''I'm more of a policy person,'' Griffin says. He is especially concerned about how Congress writes a prescription-drug benefit for Medicare beneficiaries. He gave $2,000. He says he felt a responsibility to support the president.

Another entry in Everist's database is Steve Kirby, an investor and former lieutenant governor of the state. Everist called him and asked for a contribution, as Kirby had done to Everist on occasion.

''We essentially trade checks, and it was his turn to call me,'' Kirby says. Loyal Republicans, he and his wife, Suzette, each gave $2,000.

Other political contacts Everist tapped included South Dakota Gov. Michael Rounds and his wife, Jean, who gave $2,000 apiece. Former congressman John Thune, now a Washington lobbyist, gave $1,000 and hosted a fundraising reception at his Sioux Falls home.

Everist once served on the board of Sioux Valley Hospitals & Health System, the city's main hospital; his wife is currently on the board. That was the connection for at least $7,000 in contributions from hospital CEO Kelby Krabbenhoft, his wife, Heidi, and surgeons Gary Timmerman and John Vanderwoude.

There are personal friends as well, such as Mark Graham, owner of a packaging company, and his wife, Pat, whose children carpooled with the Everists. Another friend is Larry Ness, president of First Dakota National Bank. ''Tom called and said, 'Our goal is $100,000, and I want to get it over and done with. Help us out here,' '' Ness recalls. ''So I said yes.''

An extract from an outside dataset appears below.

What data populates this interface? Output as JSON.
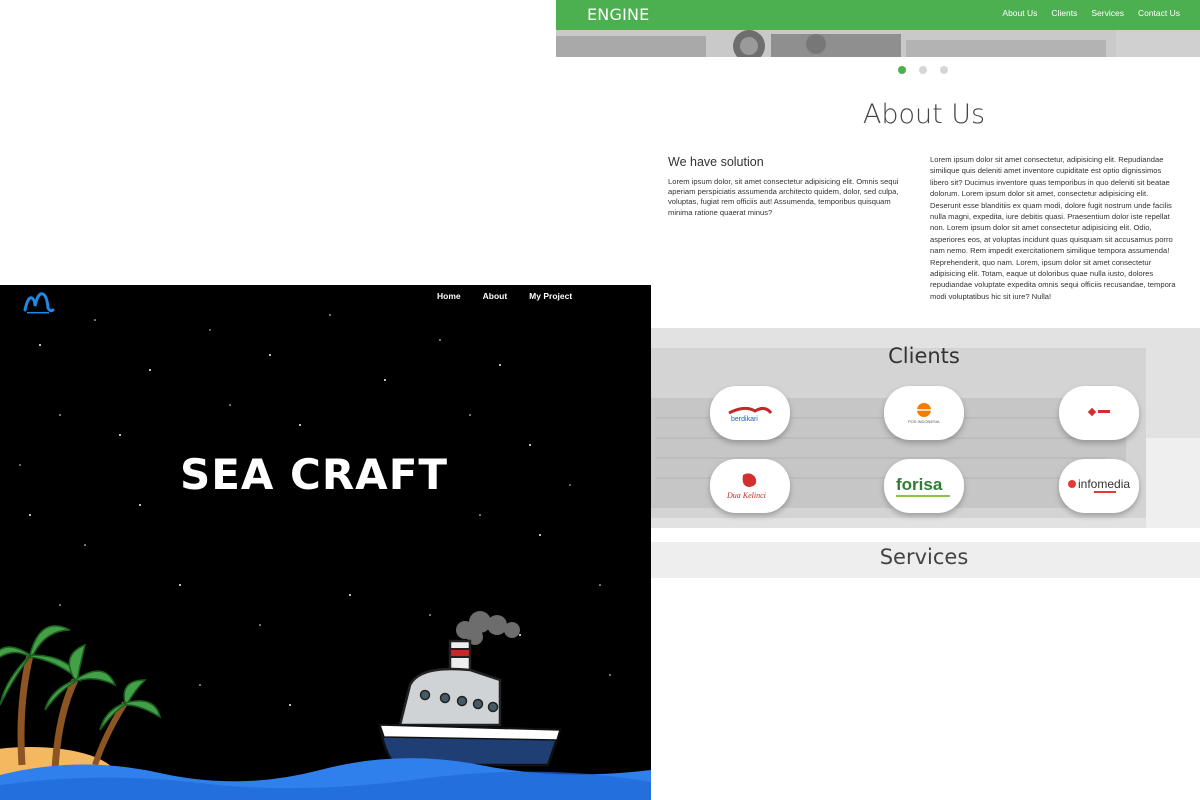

''Tom is involved in nearly everything in the community and is very generous,'' Thune says. ''He can ask people because he is the first person people come to for support for community or civic or political fundraising projects. He knows the people who are likely to be supportive, and he's the kind of person who can make the ask.''

Turning donors into fundraisers

Although Bush has raised bundling to a new level, he's not the only one to practice it. Many Democratic candidates for president are seeking to emulate Bush's model.

''Every fundraising event I have had has yielded other people who will do fundraising events, and that's what you seek to do,'' Rep. Richard Gephardt, D-Mo., says. ''It's like a giant Tupperware party.''

Part of the challenge is to convert big-money donors into big-money raisers, and it's not always a sure bet. ''There's not always a correlation between somebody who can write you a $50,000 check and someone who can raise 25 $2,000 checks,'' Gephardt says. ''That's a very different human skill.''

Other Democrats also are working hard at bundling donations.
  • Sen. John Kerry of Massachusetts has created a ''Hall of Fame'' designation for his $100,000 bundlers. The campaign says there are about 10 members of the group so far, concentrated in Massachusetts, but he declines to disclose their names.
  • Howard Dean, the former Vermont governor, has benefited from supporters who can leverage their extensive contacts into campaign donations. Actor-director Rob Reiner raised $125,000 for Dean at an event at his house in Los Angeles on June 18.
  • Sen. John Edwards of North Carolina takes advantage of his connections as a plaintiff's lawyer through chief fundraiser Fred Baron, whose Dallas law firm has given heavily to the campaign. Baron's network is a wide one because he headed the Association of Trial Lawyers of America.
The Democratic and Republican parties are watching the process closely. The Democratic Senatorial Campaign Committee compared its 200,000-name donor list to a database of the wealthiest 5% of Americans and found one-fourth of the names matched.

The average contribution from those on the list? Forty-two dollars. ''We're asking them for the wrong amount of money,'' says executive director Andrew Grossman. Asking for more may require a personal touch -- as the Bush campaign already has shown.